DATA LISTING:
....

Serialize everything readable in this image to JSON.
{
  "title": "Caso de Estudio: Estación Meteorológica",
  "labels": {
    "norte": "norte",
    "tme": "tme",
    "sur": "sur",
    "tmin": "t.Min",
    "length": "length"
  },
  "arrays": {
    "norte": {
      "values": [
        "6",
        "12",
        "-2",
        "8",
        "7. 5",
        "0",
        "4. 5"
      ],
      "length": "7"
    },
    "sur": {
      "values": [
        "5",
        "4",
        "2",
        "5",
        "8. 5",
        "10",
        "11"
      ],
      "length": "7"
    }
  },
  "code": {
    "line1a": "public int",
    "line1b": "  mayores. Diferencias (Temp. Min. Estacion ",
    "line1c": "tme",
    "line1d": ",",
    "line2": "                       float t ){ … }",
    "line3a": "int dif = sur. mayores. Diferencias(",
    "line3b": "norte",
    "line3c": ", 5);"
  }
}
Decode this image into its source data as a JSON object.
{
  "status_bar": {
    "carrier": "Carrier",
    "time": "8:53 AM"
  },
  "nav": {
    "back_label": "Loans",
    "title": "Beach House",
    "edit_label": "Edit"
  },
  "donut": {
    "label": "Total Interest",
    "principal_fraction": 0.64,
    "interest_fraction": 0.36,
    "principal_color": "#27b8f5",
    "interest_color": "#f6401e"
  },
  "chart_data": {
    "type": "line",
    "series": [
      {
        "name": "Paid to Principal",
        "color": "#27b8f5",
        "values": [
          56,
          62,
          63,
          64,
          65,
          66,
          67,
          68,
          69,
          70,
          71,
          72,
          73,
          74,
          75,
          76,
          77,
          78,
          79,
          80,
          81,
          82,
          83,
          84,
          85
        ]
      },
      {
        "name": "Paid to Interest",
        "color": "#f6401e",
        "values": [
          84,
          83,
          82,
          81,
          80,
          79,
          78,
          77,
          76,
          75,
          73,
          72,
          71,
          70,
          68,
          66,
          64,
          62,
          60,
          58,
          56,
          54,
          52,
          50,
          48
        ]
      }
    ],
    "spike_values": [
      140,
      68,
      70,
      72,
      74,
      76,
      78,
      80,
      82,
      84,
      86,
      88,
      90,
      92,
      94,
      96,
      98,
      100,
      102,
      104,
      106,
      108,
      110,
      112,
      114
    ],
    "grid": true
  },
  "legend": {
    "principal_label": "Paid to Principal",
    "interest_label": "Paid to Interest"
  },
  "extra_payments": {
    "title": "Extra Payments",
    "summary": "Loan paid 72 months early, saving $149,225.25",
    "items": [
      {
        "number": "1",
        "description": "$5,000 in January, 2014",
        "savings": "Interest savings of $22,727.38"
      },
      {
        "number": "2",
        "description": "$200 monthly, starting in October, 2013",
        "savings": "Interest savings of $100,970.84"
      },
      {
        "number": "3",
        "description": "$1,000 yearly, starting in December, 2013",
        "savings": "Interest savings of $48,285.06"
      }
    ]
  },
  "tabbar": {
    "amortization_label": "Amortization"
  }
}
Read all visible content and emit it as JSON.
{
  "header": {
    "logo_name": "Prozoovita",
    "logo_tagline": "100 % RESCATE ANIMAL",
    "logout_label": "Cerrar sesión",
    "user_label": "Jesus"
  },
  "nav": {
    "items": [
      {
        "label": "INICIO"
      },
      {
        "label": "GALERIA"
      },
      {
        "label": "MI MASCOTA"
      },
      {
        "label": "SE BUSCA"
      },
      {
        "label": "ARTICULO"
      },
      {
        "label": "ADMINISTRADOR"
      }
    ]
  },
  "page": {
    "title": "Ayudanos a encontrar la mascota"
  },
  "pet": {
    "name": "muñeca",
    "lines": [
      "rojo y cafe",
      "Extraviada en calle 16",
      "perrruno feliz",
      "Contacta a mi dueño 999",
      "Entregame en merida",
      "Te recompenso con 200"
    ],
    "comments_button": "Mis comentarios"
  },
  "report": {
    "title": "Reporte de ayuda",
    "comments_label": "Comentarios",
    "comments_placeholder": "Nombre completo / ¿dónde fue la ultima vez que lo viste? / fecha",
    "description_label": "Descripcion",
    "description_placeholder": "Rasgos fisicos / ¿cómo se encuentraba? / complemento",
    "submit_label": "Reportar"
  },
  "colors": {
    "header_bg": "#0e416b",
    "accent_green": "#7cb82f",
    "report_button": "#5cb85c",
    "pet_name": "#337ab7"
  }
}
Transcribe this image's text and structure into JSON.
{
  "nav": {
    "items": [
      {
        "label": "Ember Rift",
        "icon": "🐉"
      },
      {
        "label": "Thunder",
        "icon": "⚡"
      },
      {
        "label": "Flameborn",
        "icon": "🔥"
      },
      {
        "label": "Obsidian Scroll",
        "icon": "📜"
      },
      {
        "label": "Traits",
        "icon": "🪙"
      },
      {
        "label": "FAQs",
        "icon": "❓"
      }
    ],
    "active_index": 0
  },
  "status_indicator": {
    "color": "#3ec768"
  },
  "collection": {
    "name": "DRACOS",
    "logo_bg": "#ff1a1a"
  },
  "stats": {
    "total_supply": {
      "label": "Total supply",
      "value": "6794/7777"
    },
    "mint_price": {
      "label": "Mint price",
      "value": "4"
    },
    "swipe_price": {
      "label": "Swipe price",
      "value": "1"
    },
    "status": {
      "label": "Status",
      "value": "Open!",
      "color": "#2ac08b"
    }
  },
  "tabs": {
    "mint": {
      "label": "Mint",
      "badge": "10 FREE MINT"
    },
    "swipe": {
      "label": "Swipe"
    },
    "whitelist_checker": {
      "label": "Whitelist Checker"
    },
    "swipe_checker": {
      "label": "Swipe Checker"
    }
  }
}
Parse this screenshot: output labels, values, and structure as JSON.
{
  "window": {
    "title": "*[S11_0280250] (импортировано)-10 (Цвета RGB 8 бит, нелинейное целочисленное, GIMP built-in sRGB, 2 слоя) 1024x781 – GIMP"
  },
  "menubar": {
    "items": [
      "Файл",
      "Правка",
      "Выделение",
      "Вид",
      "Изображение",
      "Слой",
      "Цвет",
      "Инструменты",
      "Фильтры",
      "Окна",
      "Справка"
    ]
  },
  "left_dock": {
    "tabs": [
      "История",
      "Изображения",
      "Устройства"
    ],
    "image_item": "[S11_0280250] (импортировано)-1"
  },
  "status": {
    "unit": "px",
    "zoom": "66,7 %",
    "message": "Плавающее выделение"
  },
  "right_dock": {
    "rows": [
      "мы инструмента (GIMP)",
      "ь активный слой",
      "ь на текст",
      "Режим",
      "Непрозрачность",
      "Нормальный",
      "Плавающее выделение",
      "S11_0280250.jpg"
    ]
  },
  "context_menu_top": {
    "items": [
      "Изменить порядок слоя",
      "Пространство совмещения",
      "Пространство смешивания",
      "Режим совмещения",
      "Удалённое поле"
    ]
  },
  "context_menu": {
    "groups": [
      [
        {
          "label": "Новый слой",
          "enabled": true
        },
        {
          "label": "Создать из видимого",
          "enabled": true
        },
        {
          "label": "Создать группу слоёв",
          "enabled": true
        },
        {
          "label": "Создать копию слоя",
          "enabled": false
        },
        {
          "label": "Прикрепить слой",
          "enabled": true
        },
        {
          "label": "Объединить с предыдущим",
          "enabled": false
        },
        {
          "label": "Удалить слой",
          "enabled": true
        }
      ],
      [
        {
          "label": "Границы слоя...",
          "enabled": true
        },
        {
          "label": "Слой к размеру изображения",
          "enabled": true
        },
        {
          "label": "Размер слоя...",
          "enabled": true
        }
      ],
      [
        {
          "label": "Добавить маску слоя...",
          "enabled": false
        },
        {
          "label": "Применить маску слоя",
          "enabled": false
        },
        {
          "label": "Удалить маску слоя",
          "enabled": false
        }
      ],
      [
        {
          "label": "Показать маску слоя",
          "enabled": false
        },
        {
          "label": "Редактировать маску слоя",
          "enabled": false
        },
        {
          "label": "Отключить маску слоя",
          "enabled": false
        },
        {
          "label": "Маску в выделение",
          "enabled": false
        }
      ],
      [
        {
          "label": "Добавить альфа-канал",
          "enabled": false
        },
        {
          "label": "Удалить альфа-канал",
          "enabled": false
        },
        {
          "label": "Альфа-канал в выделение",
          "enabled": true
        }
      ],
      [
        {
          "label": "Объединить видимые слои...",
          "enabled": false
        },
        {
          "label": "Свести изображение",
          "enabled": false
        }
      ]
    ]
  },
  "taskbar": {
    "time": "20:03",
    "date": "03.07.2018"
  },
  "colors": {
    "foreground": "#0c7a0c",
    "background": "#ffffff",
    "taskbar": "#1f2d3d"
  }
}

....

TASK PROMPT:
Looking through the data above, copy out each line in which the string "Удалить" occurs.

COMPLETED EXERCISE:
          "label": "Удалить слой",
          "label": "Удалить маску слоя",
          "label": "Удалить альфа-канал",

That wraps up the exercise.